• What is needed
To complete this task, print all the data below exactly but leave out the images.

(Source records)
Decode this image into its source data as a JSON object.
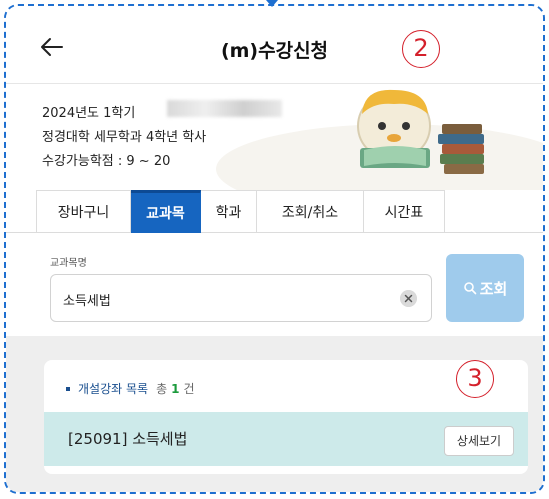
{
  "header": {
    "title": "(m)수강신청",
    "back_icon": "arrow-left-icon",
    "step_badge": "2"
  },
  "student_info": {
    "semester": "2024년도 1학기",
    "department": "정경대학 세무학과 4학년 학사",
    "credits": "수강가능학점 : 9 ~ 20"
  },
  "tabs": [
    {
      "label": "장바구니",
      "active": false
    },
    {
      "label": "교과목",
      "active": true
    },
    {
      "label": "학과",
      "active": false
    },
    {
      "label": "조회/취소",
      "active": false
    },
    {
      "label": "시간표",
      "active": false
    }
  ],
  "search": {
    "label": "교과목명",
    "value": "소득세법",
    "clear_icon": "clear-circle-icon",
    "button_label": "조회",
    "button_icon": "search-icon"
  },
  "results": {
    "title": "개설강좌 목록",
    "count_prefix": "총",
    "count": "1",
    "count_suffix": "건",
    "step_badge": "3",
    "course": "[25091] 소득세법",
    "detail_button": "상세보기"
  },
  "colors": {
    "frame_border": "#1e6fd0",
    "tab_active": "#1665c0",
    "search_button": "#9fcbec",
    "row_highlight": "#cdeaea",
    "badge": "#d4202b"
  }
}
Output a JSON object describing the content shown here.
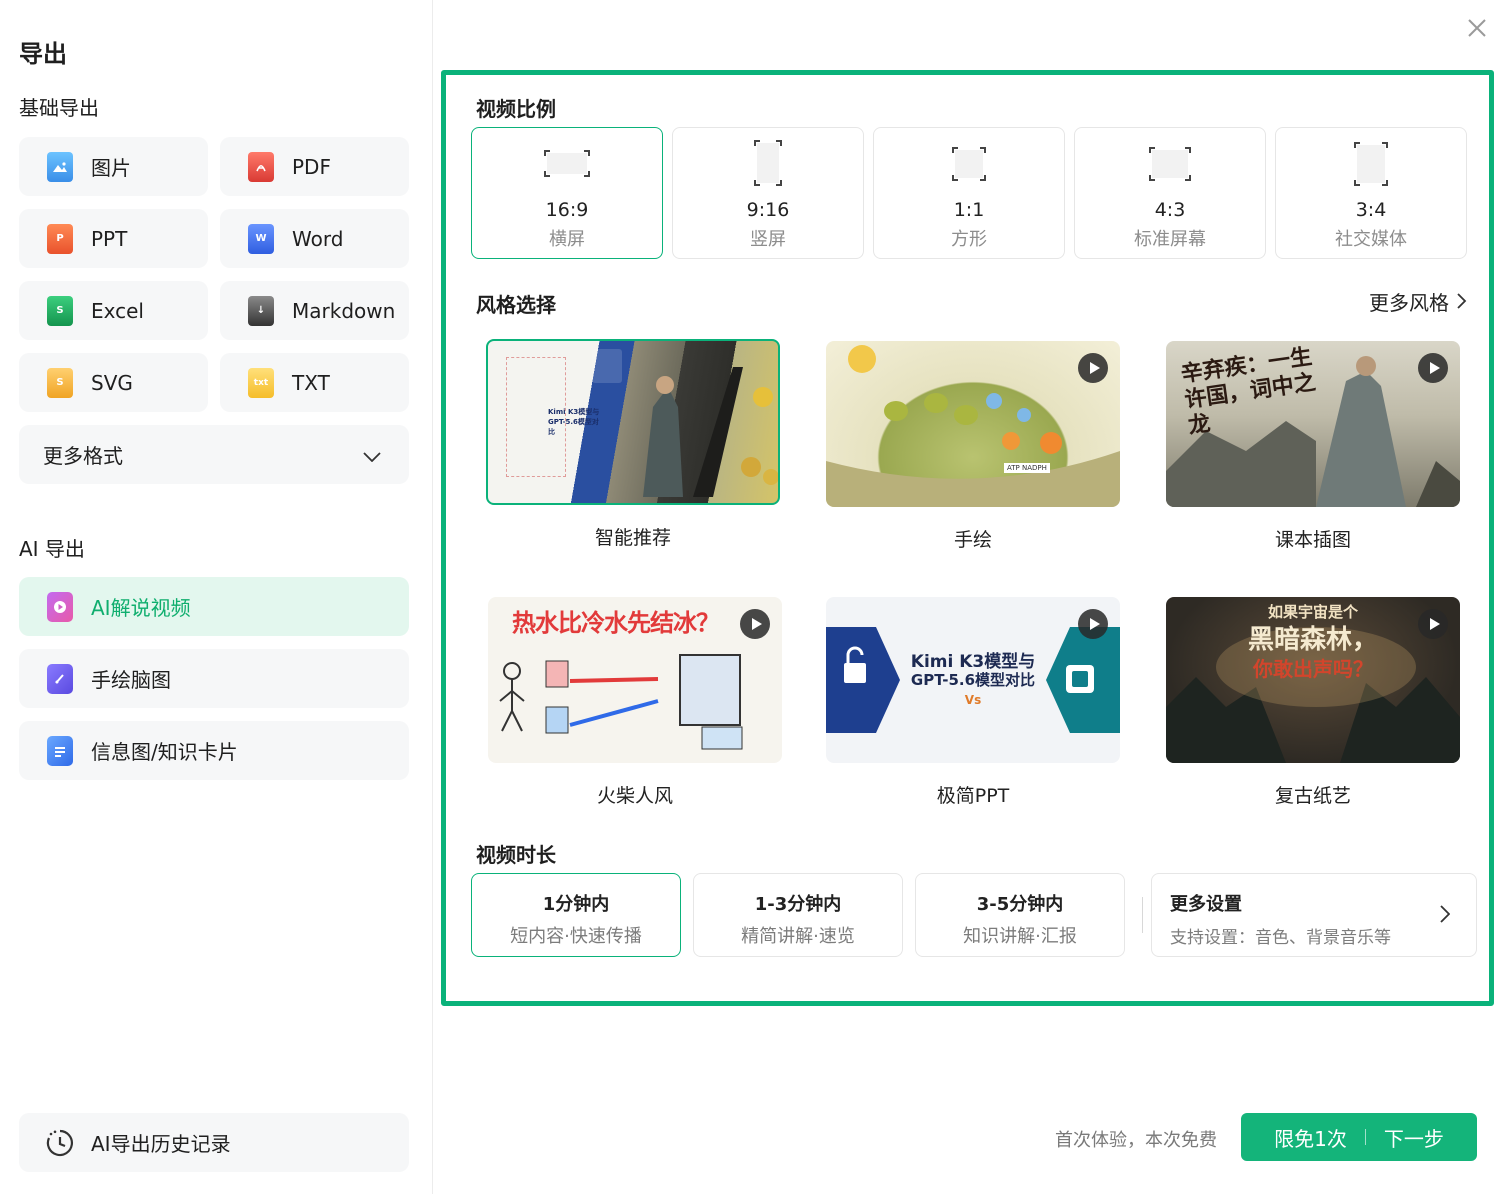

• Expected answer
Decode this image into its source data as a JSON object.
{
  "header": {
    "title": "(m)수강신청",
    "back_icon": "arrow-left-icon",
    "step_badge": "2"
  },
  "student_info": {
    "semester": "2024년도 1학기",
    "department": "정경대학 세무학과 4학년 학사",
    "credits": "수강가능학점 : 9 ~ 20"
  },
  "tabs": [
    {
      "label": "장바구니",
      "active": false
    },
    {
      "label": "교과목",
      "active": true
    },
    {
      "label": "학과",
      "active": false
    },
    {
      "label": "조회/취소",
      "active": false
    },
    {
      "label": "시간표",
      "active": false
    }
  ],
  "search": {
    "label": "교과목명",
    "value": "소득세법",
    "clear_icon": "clear-circle-icon",
    "button_label": "조회",
    "button_icon": "search-icon"
  },
  "results": {
    "title": "개설강좌 목록",
    "count_prefix": "총",
    "count": "1",
    "count_suffix": "건",
    "step_badge": "3",
    "course": "[25091] 소득세법",
    "detail_button": "상세보기"
  },
  "colors": {
    "frame_border": "#1e6fd0",
    "tab_active": "#1665c0",
    "search_button": "#9fcbec",
    "row_highlight": "#cdeaea",
    "badge": "#d4202b"
  }
}
Output a JSON object describing the content shown here.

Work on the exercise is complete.